The government’s fiscal deficit target and borrowings will also impact the RBI’s decision. The FM had estimated fiscal deficit target at 3.5% of GDP by end of current fiscal, while the government expects to bring down this target to 3.3% in the next fiscal (FY19).
The Finance Ministry’s target does not match with what analysts are expecting for the country's fiscal position.
In January, Morgan Stanley predicted that India's fiscal deficit to increase 3.5% of GDP in 2018-19, considering the upcoming state elections in 2018, and general election in May 2019, and weak private investment, concerns have emerged over the government's fiscal position.
For nine months of Financial Year 2018, India's fiscal deficit stands at Rs 6,20,949 crore, overshooting the budgeted estimate (BE) target by 113.6%.
The government has estimated Rs 5,46,532 crore of fiscal deficit for FY18 which during the same period of the last year stood negative at 93.9%.
The budget has projected capital expenditure target to grow by 10% in the upcoming fiscal year, higher than the negative 4% growth of 2017-18.
It may be noted that there has been a sustained decline in the ratio from 4.5% in 2013-14 to 3.5% in 2017-18(RE).
According to the RBI's last policy statement, implementation of farm loan waivers by select states, partial rollback of excise duty and VAT in the case of petroleum products, and decrease in revenue on account of reduction in GST rates for several goods and services may result in fiscal slippage with attendant implications for inflation.
IDFC, however, explains that even though gross borrowings for FY19BE are lower than market expectations, T-bill issuance has been taken at a high level for FY18E. This implies supply fears in the market.
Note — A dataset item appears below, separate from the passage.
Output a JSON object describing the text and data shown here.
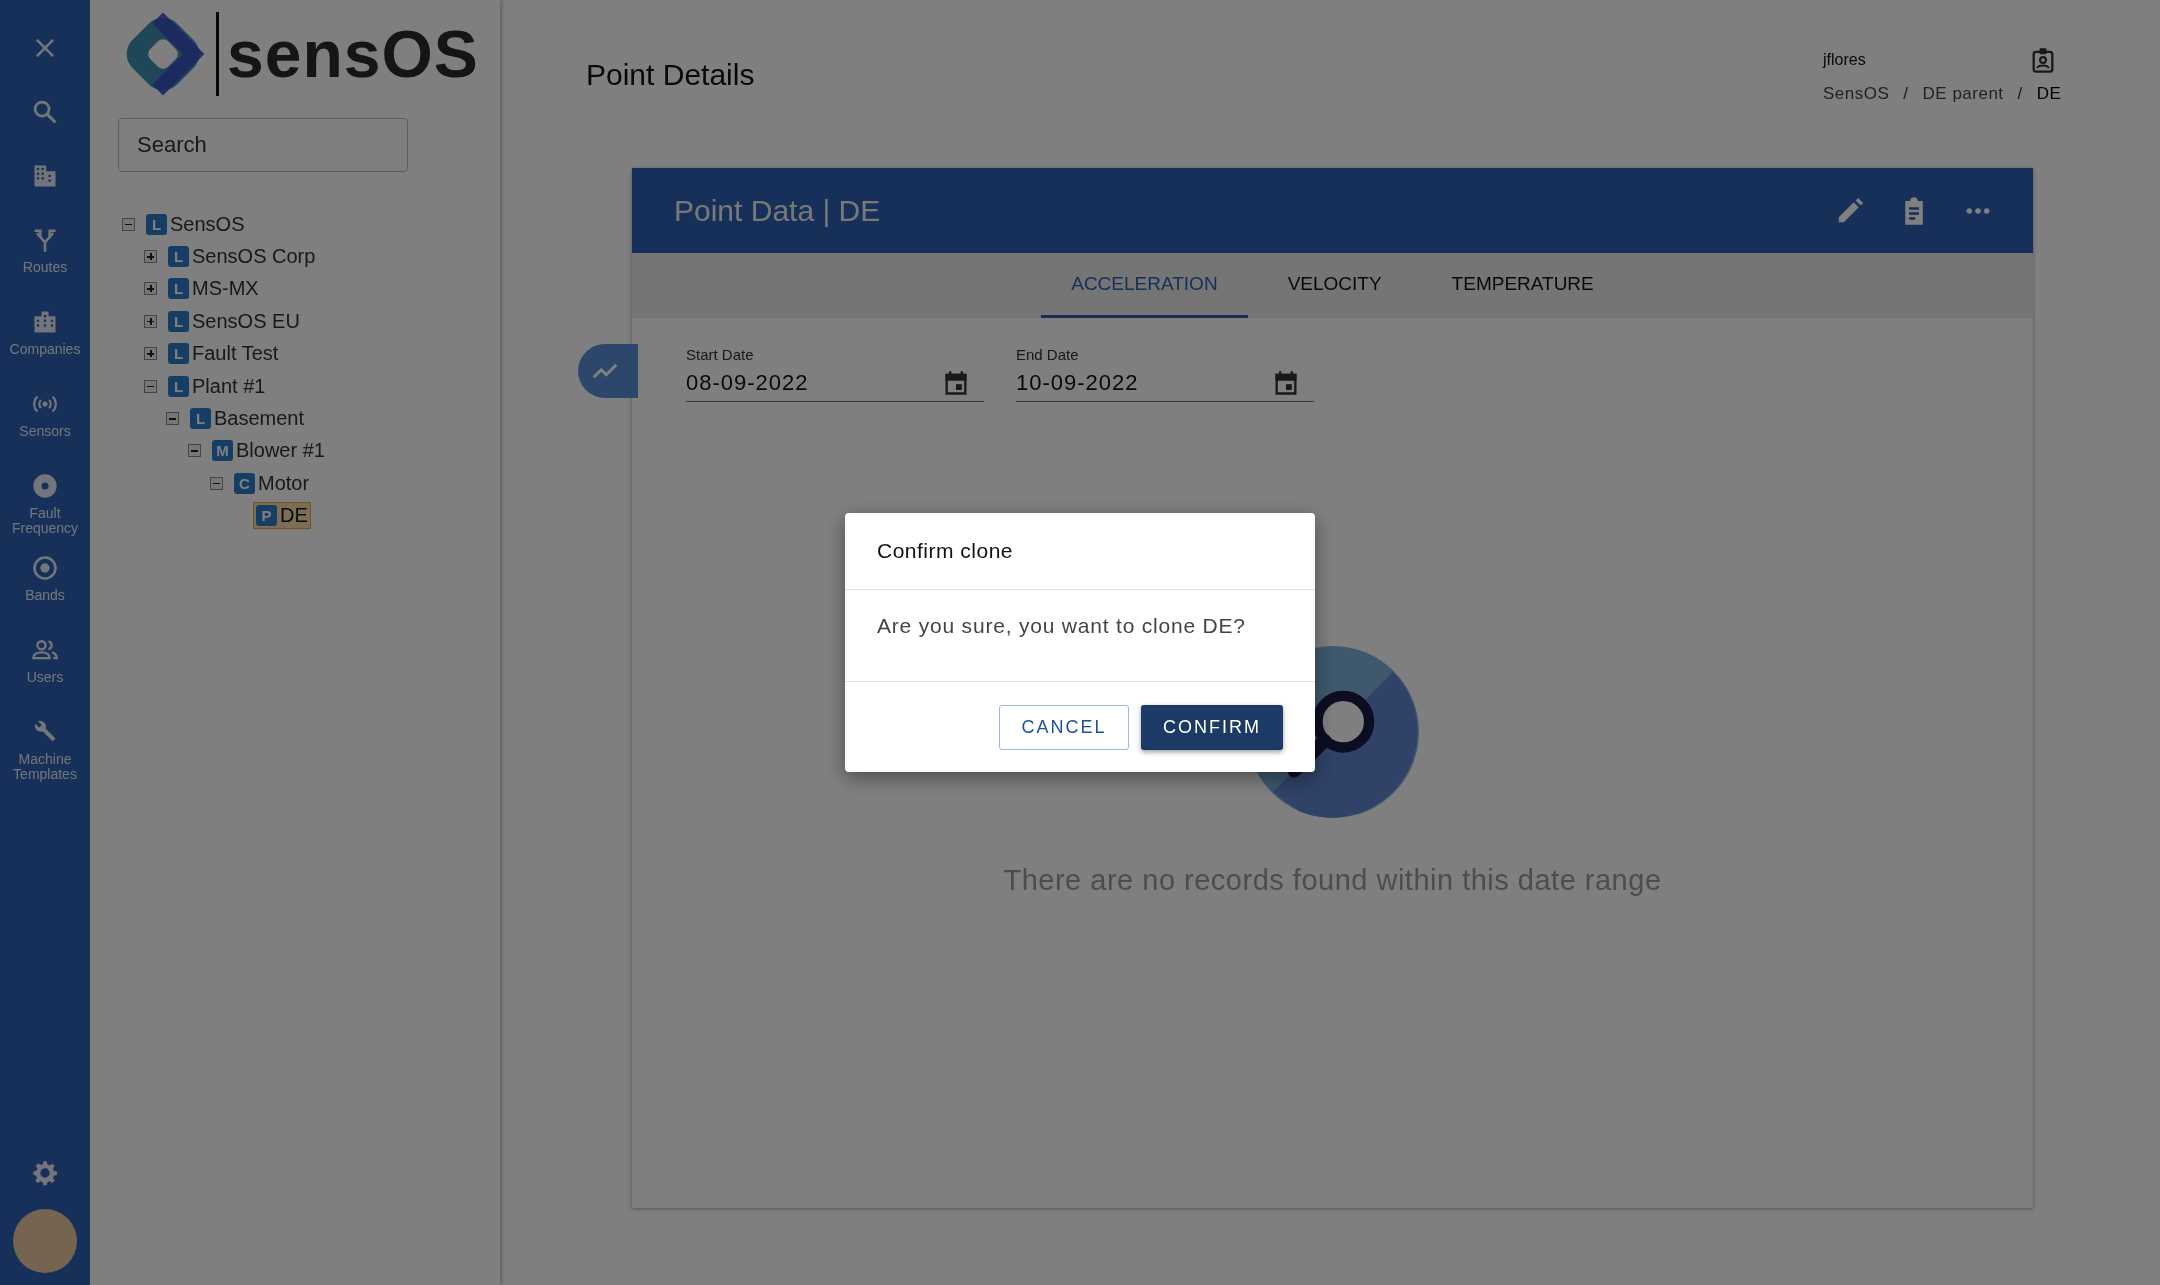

Further, our expectation of a retail inflation is unlikely to be conducive for any rate cut from the RBI.
Gross Borrowings are budgeted to decline marginally by 1% as the government expected to borrow Rs 6.3 lakh crore in 2018- 19, lower than Rs 6.41 lakh crore borrowed in the last year.
Given the expected trajectory of inflation, IDFC said, "We see the RBI remaining status quo for a significant period going ahead." It cautioned that in the event that global commodity prices (especially oil shocks) increases further, the probability for a tighter monetary policy could also rise.
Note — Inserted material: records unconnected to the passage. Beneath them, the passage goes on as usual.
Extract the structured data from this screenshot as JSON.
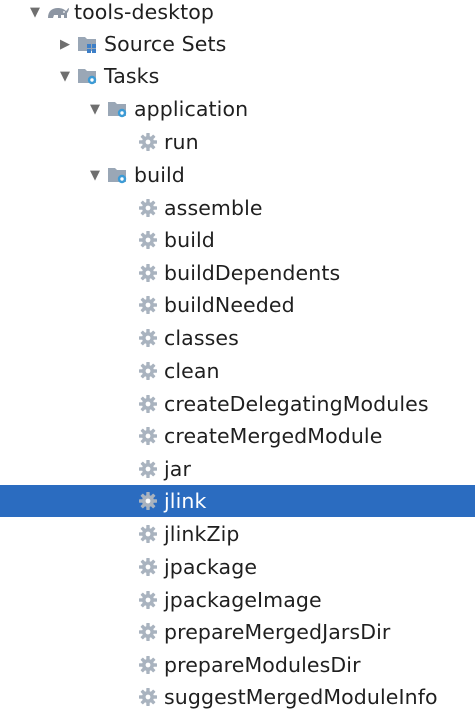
{
  "tree": {
    "root": {
      "label": "tools-desktop",
      "icon": "gradle-elephant-icon",
      "expanded": true
    },
    "source_sets": {
      "label": "Source Sets",
      "icon": "source-sets-folder-icon",
      "expanded": false
    },
    "tasks": {
      "label": "Tasks",
      "icon": "task-folder-icon",
      "expanded": true
    },
    "application": {
      "label": "application",
      "icon": "task-folder-icon",
      "expanded": true
    },
    "application_tasks": [
      {
        "label": "run",
        "icon": "gear-icon"
      }
    ],
    "build": {
      "label": "build",
      "icon": "task-folder-icon",
      "expanded": true
    },
    "build_tasks": [
      {
        "label": "assemble",
        "icon": "gear-icon"
      },
      {
        "label": "build",
        "icon": "gear-icon"
      },
      {
        "label": "buildDependents",
        "icon": "gear-icon"
      },
      {
        "label": "buildNeeded",
        "icon": "gear-icon"
      },
      {
        "label": "classes",
        "icon": "gear-icon"
      },
      {
        "label": "clean",
        "icon": "gear-icon"
      },
      {
        "label": "createDelegatingModules",
        "icon": "gear-icon"
      },
      {
        "label": "createMergedModule",
        "icon": "gear-icon"
      },
      {
        "label": "jar",
        "icon": "gear-icon"
      },
      {
        "label": "jlink",
        "icon": "gear-icon",
        "selected": true
      },
      {
        "label": "jlinkZip",
        "icon": "gear-icon"
      },
      {
        "label": "jpackage",
        "icon": "gear-icon"
      },
      {
        "label": "jpackageImage",
        "icon": "gear-icon"
      },
      {
        "label": "prepareMergedJarsDir",
        "icon": "gear-icon"
      },
      {
        "label": "prepareModulesDir",
        "icon": "gear-icon"
      },
      {
        "label": "suggestMergedModuleInfo",
        "icon": "gear-icon"
      }
    ]
  },
  "colors": {
    "selection": "#2b6cc0",
    "text": "#1f1f1f",
    "selected_text": "#ffffff",
    "gear": "#a9b3bf",
    "folder": "#9aa7b6",
    "gear_badge": "#3c9bd6",
    "grid_badge": "#3d7fc8"
  }
}
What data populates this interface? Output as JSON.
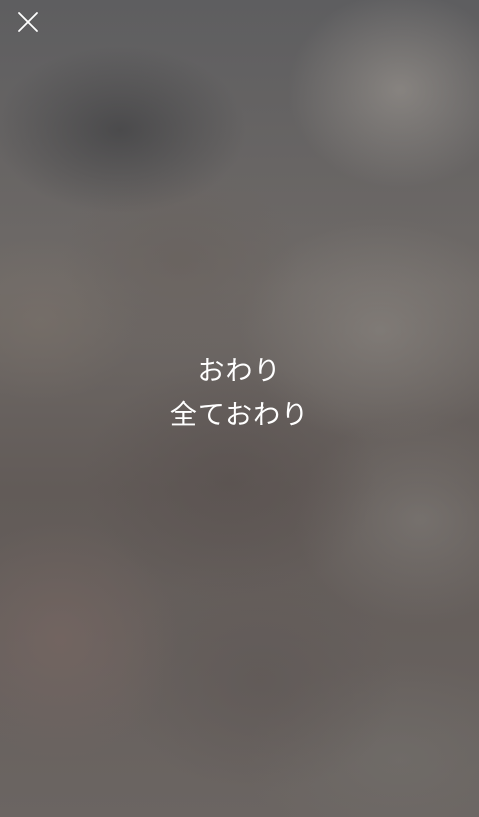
{
  "overlay": {
    "close_icon": "close-icon",
    "title": "おわり",
    "subtitle": "全ておわり",
    "text_color": "#ffffff"
  }
}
Besides, RBI's view on its surplus to government will also be awaited in this policy.
Total dividend from the Reserve Bank of India, nationalised banks and financial institutions is estimated to be around Rs 54,817 crore for FY19, slightly lower than the revised estimated of FY18 which is at Rs 51,623 crores.
Earlier, the government had estimated Rs 74,900 crore dividend, the reason behind lowering the target now is due to low dividend from RBI.
"This indicates that the government is expecting that banks will not park too much additional money with RBI with credit demand picking up," analysts said.,